Unsealed court records show pharmaceutical giant Merck was awarded a $1.4 billion payout last month on its property insurance policy, for losses the company suffered because of the 2017 NotPetya cyberattacks.
Merck’s cyber-insurance company, International Indemnity, was claiming the losses fell under the “War or Hostile Acts” exclusion.
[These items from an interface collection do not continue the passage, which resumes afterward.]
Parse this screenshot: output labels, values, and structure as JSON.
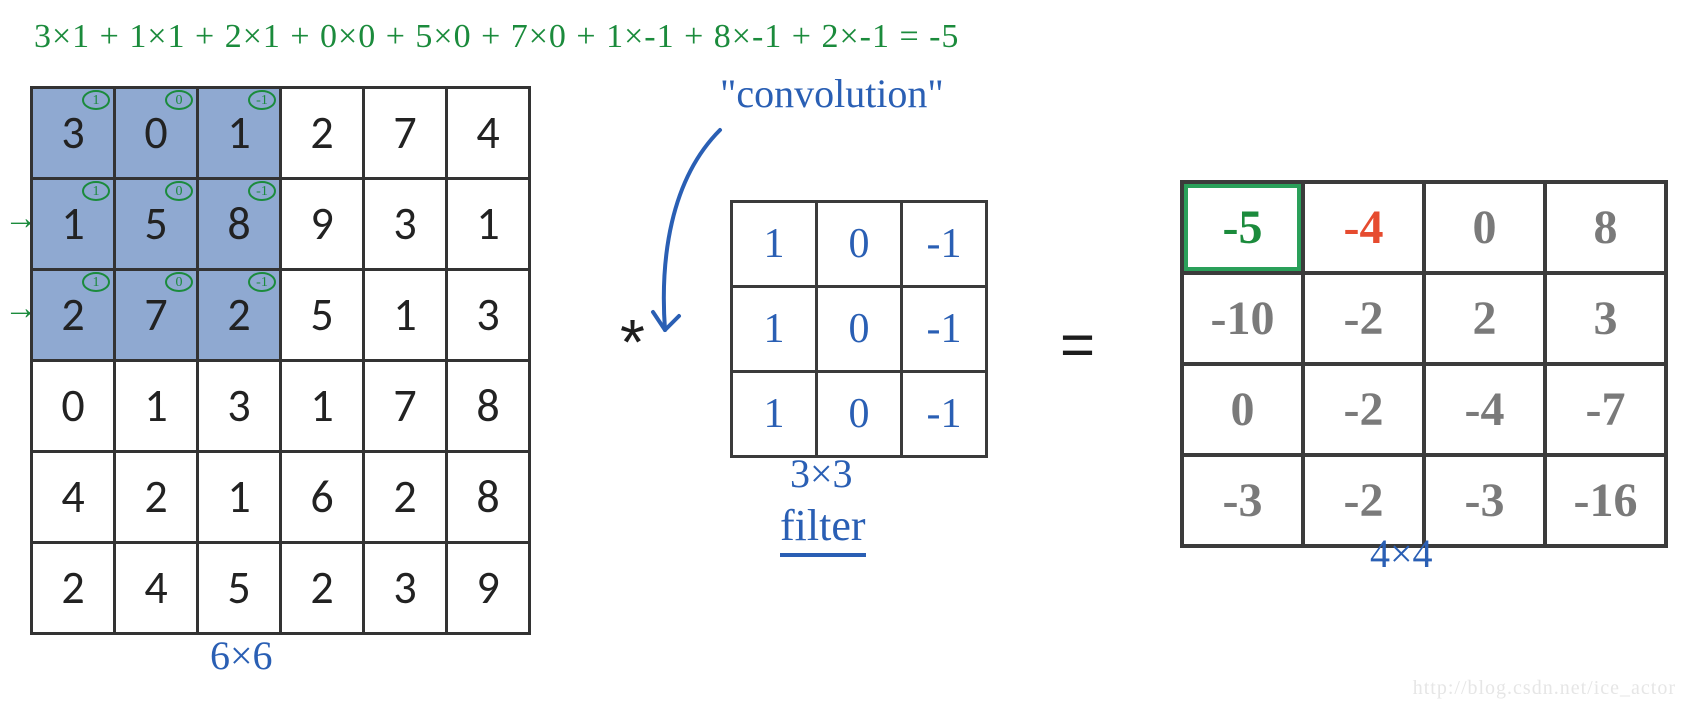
{
  "equation_top": "3×1 + 1×1 + 2×1 + 0×0 + 5×0 + 7×0 + 1×-1 + 8×-1 + 2×-1 = -5",
  "input": {
    "label": "6×6",
    "highlight": {
      "r0": 0,
      "r1": 2,
      "c0": 0,
      "c1": 2
    },
    "cells": [
      [
        "3",
        "0",
        "1",
        "2",
        "7",
        "4"
      ],
      [
        "1",
        "5",
        "8",
        "9",
        "3",
        "1"
      ],
      [
        "2",
        "7",
        "2",
        "5",
        "1",
        "3"
      ],
      [
        "0",
        "1",
        "3",
        "1",
        "7",
        "8"
      ],
      [
        "4",
        "2",
        "1",
        "6",
        "2",
        "8"
      ],
      [
        "2",
        "4",
        "5",
        "2",
        "3",
        "9"
      ]
    ],
    "sup": [
      [
        "1",
        "0",
        "-1"
      ],
      [
        "1",
        "0",
        "-1"
      ],
      [
        "1",
        "0",
        "-1"
      ]
    ]
  },
  "operator_star": "*",
  "conv_label": "\"convolution\"",
  "filter": {
    "size_label": "3×3",
    "name_label": "filter",
    "cells": [
      [
        "1",
        "0",
        "-1"
      ],
      [
        "1",
        "0",
        "-1"
      ],
      [
        "1",
        "0",
        "-1"
      ]
    ]
  },
  "equals": "=",
  "output": {
    "label": "4×4",
    "cells": [
      [
        "-5",
        "-4",
        "0",
        "8"
      ],
      [
        "-10",
        "-2",
        "2",
        "3"
      ],
      [
        "0",
        "-2",
        "-4",
        "-7"
      ],
      [
        "-3",
        "-2",
        "-3",
        "-16"
      ]
    ],
    "styles": [
      [
        "green-box green-text",
        "red-text",
        "",
        ""
      ],
      [
        "",
        "",
        "",
        ""
      ],
      [
        "",
        "",
        "",
        ""
      ],
      [
        "",
        "",
        "",
        ""
      ]
    ]
  },
  "watermark": "http://blog.csdn.net/ice_actor"
}
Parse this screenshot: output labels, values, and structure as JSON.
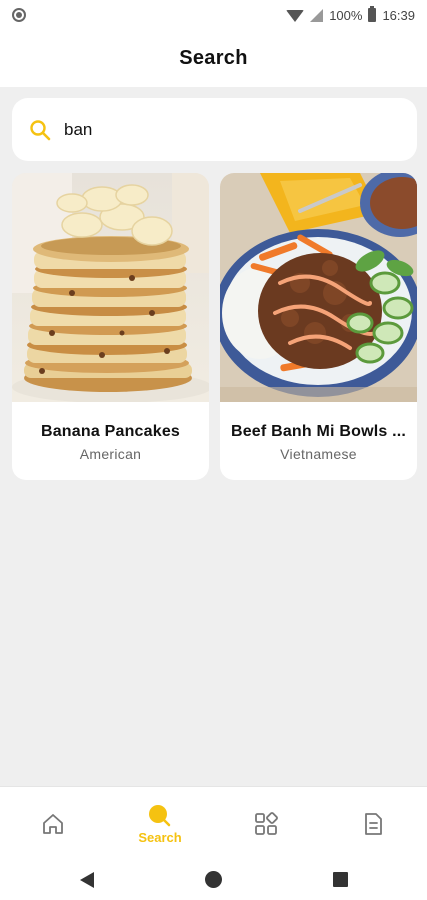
{
  "status_bar": {
    "battery": "100%",
    "time": "16:39"
  },
  "header": {
    "title": "Search"
  },
  "search": {
    "value": "ban",
    "icon": "search-icon"
  },
  "results": [
    {
      "title": "Banana Pancakes",
      "cuisine": "American",
      "image": "banana-pancakes-photo"
    },
    {
      "title": "Beef Banh Mi Bowls ...",
      "cuisine": "Vietnamese",
      "image": "beef-banh-mi-bowl-photo"
    }
  ],
  "bottom_nav": {
    "active_label": "Search",
    "items": [
      "home-icon",
      "search-icon",
      "categories-icon",
      "saved-recipes-icon"
    ]
  },
  "colors": {
    "accent": "#f5c211",
    "background": "#efefef",
    "card": "#ffffff"
  }
}
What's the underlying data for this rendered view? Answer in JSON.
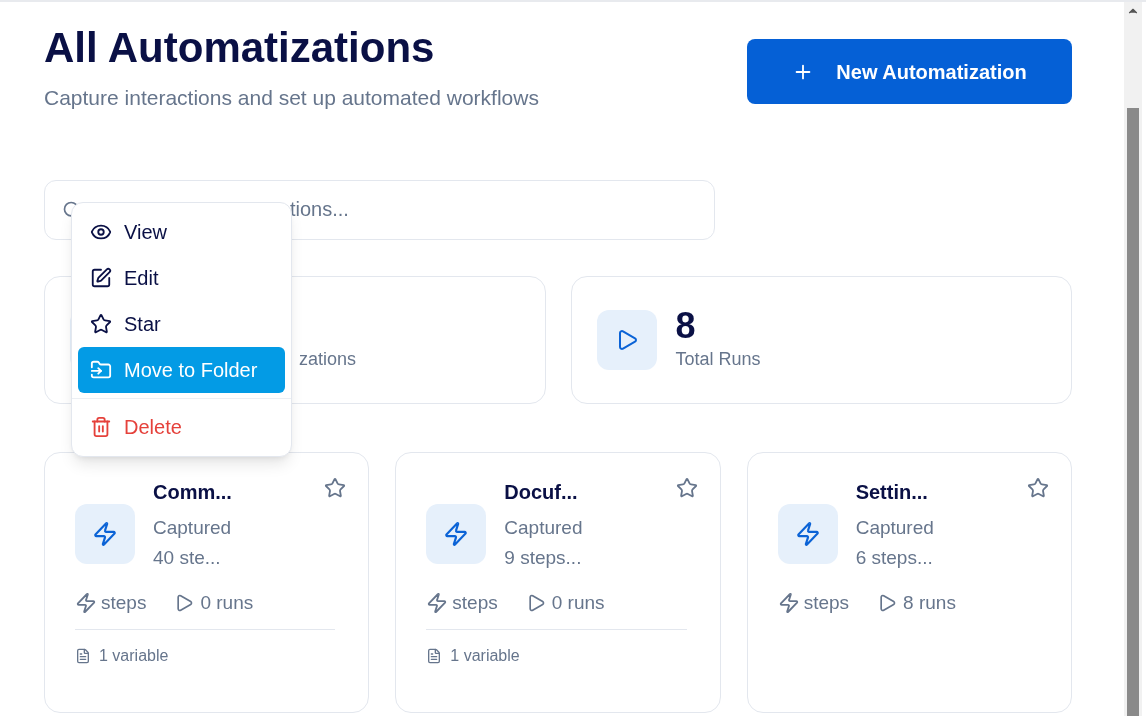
{
  "header": {
    "title": "All Automatizations",
    "subtitle": "Capture interactions and set up automated workflows",
    "new_button": "New Automatization"
  },
  "search": {
    "placeholder": "tions..."
  },
  "stats": [
    {
      "kind": "total",
      "label": "zations"
    },
    {
      "kind": "runs",
      "value": "8",
      "label": "Total Runs"
    }
  ],
  "cards": [
    {
      "title": "Comm...",
      "status": "Captured",
      "summary": "40 ste...",
      "steps": "steps",
      "runs": "0 runs",
      "starred": false,
      "variables": "1 variable"
    },
    {
      "title": "Docuf...",
      "status": "Captured",
      "summary": "9 steps...",
      "steps": "steps",
      "runs": "0 runs",
      "starred": false,
      "variables": "1 variable"
    },
    {
      "title": "Settin...",
      "status": "Captured",
      "summary": "6 steps...",
      "steps": "steps",
      "runs": "8 runs",
      "starred": false
    }
  ],
  "menu": [
    {
      "kind": "view",
      "label": "View",
      "selected": false
    },
    {
      "kind": "edit",
      "label": "Edit",
      "selected": false
    },
    {
      "kind": "star",
      "label": "Star",
      "selected": false
    },
    {
      "kind": "move",
      "label": "Move to Folder",
      "selected": true
    },
    {
      "kind": "delete",
      "label": "Delete",
      "selected": false
    }
  ]
}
That’s because in Oct. 2020, the U.S. Department of Justice charged six Russian nationals with the NotPetya attacks with alleged ties to Russian military intelligence.
The Superior Court of New Jersey ruled the exclusion was “inapplicable.”
Merck’s $1.75 billion property insurance policy will have to cover the damage the NotPetya attacks did to the company’s 40,000 computers, totaling more than $1.4 billion, according to the court filing.
The ruling also explains that any “ambiguity” in the language of an insurance policy should, by legal precedent, be interpreted to meet the “reasonable expectations” of the policy holder.
Insurance Policy Language
Insurance companies are already tightening up policy language to stave off nation-state cybersecurity claims.
Lloyds of London recently took measures to hedge against cybersecurity claims, announcing last November that it will no longer cover “cyber-war”